- **Problem**:
Print the data exactly as it appears, keeping every word.

BEGIN Available records

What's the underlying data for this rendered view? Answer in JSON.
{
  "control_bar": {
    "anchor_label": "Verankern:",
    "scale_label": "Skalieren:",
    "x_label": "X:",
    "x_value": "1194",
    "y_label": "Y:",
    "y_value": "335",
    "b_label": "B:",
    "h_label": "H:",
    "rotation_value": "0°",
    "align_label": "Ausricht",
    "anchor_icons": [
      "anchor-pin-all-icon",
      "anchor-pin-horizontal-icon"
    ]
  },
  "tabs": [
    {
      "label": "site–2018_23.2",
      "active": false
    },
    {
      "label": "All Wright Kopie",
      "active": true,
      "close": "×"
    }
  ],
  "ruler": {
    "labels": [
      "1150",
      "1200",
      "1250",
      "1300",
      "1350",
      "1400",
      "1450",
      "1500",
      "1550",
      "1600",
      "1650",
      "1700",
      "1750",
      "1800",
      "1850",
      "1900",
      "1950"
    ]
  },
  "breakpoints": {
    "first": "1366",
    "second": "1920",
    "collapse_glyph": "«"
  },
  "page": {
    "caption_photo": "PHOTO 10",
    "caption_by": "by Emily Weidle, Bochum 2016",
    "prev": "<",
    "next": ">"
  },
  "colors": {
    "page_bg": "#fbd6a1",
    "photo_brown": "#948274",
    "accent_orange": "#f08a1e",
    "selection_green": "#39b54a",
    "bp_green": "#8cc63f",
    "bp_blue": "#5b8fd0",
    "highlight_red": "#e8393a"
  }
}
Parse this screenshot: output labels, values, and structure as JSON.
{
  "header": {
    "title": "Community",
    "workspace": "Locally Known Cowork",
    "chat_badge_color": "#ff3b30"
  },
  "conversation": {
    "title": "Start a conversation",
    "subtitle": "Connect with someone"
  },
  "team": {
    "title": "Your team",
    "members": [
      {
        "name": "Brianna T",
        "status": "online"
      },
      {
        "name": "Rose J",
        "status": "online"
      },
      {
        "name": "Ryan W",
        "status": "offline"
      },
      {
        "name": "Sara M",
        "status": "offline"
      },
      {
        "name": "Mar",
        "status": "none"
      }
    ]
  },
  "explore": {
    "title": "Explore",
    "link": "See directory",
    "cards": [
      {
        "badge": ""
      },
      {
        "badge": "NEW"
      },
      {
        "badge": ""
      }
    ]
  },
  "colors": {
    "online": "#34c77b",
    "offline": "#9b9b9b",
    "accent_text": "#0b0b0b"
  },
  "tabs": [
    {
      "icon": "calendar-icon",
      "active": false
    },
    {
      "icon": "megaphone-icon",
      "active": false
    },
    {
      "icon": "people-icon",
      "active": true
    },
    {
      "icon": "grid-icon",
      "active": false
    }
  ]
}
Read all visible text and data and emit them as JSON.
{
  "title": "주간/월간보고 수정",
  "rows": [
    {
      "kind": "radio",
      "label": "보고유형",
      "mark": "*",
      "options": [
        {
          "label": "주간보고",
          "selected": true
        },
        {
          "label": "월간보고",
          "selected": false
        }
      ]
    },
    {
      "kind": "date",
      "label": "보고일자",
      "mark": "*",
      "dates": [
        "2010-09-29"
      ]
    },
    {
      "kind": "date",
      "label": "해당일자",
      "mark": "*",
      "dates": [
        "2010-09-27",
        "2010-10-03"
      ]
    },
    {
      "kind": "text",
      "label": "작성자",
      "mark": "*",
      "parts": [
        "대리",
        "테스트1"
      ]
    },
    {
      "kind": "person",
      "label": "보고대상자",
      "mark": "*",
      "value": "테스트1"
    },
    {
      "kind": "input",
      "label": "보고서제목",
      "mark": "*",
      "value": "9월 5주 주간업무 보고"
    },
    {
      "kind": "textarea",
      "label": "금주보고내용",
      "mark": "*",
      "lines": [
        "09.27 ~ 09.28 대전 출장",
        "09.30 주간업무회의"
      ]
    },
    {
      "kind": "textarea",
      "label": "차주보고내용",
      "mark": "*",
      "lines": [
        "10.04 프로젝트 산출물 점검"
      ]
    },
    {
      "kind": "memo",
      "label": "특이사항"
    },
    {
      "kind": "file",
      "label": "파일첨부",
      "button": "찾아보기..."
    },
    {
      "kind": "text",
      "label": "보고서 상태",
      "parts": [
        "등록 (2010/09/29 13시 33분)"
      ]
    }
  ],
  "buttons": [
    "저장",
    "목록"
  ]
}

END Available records

- **Exercise response**:
What's the underlying data for this rendered view? Answer in JSON.
{
  "control_bar": {
    "anchor_label": "Verankern:",
    "scale_label": "Skalieren:",
    "x_label": "X:",
    "x_value": "1194",
    "y_label": "Y:",
    "y_value": "335",
    "b_label": "B:",
    "h_label": "H:",
    "rotation_value": "0°",
    "align_label": "Ausricht",
    "anchor_icons": [
      "anchor-pin-all-icon",
      "anchor-pin-horizontal-icon"
    ]
  },
  "tabs": [
    {
      "label": "site–2018_23.2",
      "active": false
    },
    {
      "label": "All Wright Kopie",
      "active": true,
      "close": "×"
    }
  ],
  "ruler": {
    "labels": [
      "1150",
      "1200",
      "1250",
      "1300",
      "1350",
      "1400",
      "1450",
      "1500",
      "1550",
      "1600",
      "1650",
      "1700",
      "1750",
      "1800",
      "1850",
      "1900",
      "1950"
    ]
  },
  "breakpoints": {
    "first": "1366",
    "second": "1920",
    "collapse_glyph": "«"
  },
  "page": {
    "caption_photo": "PHOTO 10",
    "caption_by": "by Emily Weidle, Bochum 2016",
    "prev": "<",
    "next": ">"
  },
  "colors": {
    "page_bg": "#fbd6a1",
    "photo_brown": "#948274",
    "accent_orange": "#f08a1e",
    "selection_green": "#39b54a",
    "bp_green": "#8cc63f",
    "bp_blue": "#5b8fd0",
    "highlight_red": "#e8393a"
  }
}
Parse this screenshot: output labels, values, and structure as JSON.
{
  "header": {
    "title": "Community",
    "workspace": "Locally Known Cowork",
    "chat_badge_color": "#ff3b30"
  },
  "conversation": {
    "title": "Start a conversation",
    "subtitle": "Connect with someone"
  },
  "team": {
    "title": "Your team",
    "members": [
      {
        "name": "Brianna T",
        "status": "online"
      },
      {
        "name": "Rose J",
        "status": "online"
      },
      {
        "name": "Ryan W",
        "status": "offline"
      },
      {
        "name": "Sara M",
        "status": "offline"
      },
      {
        "name": "Mar",
        "status": "none"
      }
    ]
  },
  "explore": {
    "title": "Explore",
    "link": "See directory",
    "cards": [
      {
        "badge": ""
      },
      {
        "badge": "NEW"
      },
      {
        "badge": ""
      }
    ]
  },
  "colors": {
    "online": "#34c77b",
    "offline": "#9b9b9b",
    "accent_text": "#0b0b0b"
  },
  "tabs": [
    {
      "icon": "calendar-icon",
      "active": false
    },
    {
      "icon": "megaphone-icon",
      "active": false
    },
    {
      "icon": "people-icon",
      "active": true
    },
    {
      "icon": "grid-icon",
      "active": false
    }
  ]
}
Read all visible text and data and emit them as JSON.
{
  "title": "주간/월간보고 수정",
  "rows": [
    {
      "kind": "radio",
      "label": "보고유형",
      "mark": "*",
      "options": [
        {
          "label": "주간보고",
          "selected": true
        },
        {
          "label": "월간보고",
          "selected": false
        }
      ]
    },
    {
      "kind": "date",
      "label": "보고일자",
      "mark": "*",
      "dates": [
        "2010-09-29"
      ]
    },
    {
      "kind": "date",
      "label": "해당일자",
      "mark": "*",
      "dates": [
        "2010-09-27",
        "2010-10-03"
      ]
    },
    {
      "kind": "text",
      "label": "작성자",
      "mark": "*",
      "parts": [
        "대리",
        "테스트1"
      ]
    },
    {
      "kind": "person",
      "label": "보고대상자",
      "mark": "*",
      "value": "테스트1"
    },
    {
      "kind": "input",
      "label": "보고서제목",
      "mark": "*",
      "value": "9월 5주 주간업무 보고"
    },
    {
      "kind": "textarea",
      "label": "금주보고내용",
      "mark": "*",
      "lines": [
        "09.27 ~ 09.28 대전 출장",
        "09.30 주간업무회의"
      ]
    },
    {
      "kind": "textarea",
      "label": "차주보고내용",
      "mark": "*",
      "lines": [
        "10.04 프로젝트 산출물 점검"
      ]
    },
    {
      "kind": "memo",
      "label": "특이사항"
    },
    {
      "kind": "file",
      "label": "파일첨부",
      "button": "찾아보기..."
    },
    {
      "kind": "text",
      "label": "보고서 상태",
      "parts": [
        "등록 (2010/09/29 13시 33분)"
      ]
    }
  ],
  "buttons": [
    "저장",
    "목록"
  ]
}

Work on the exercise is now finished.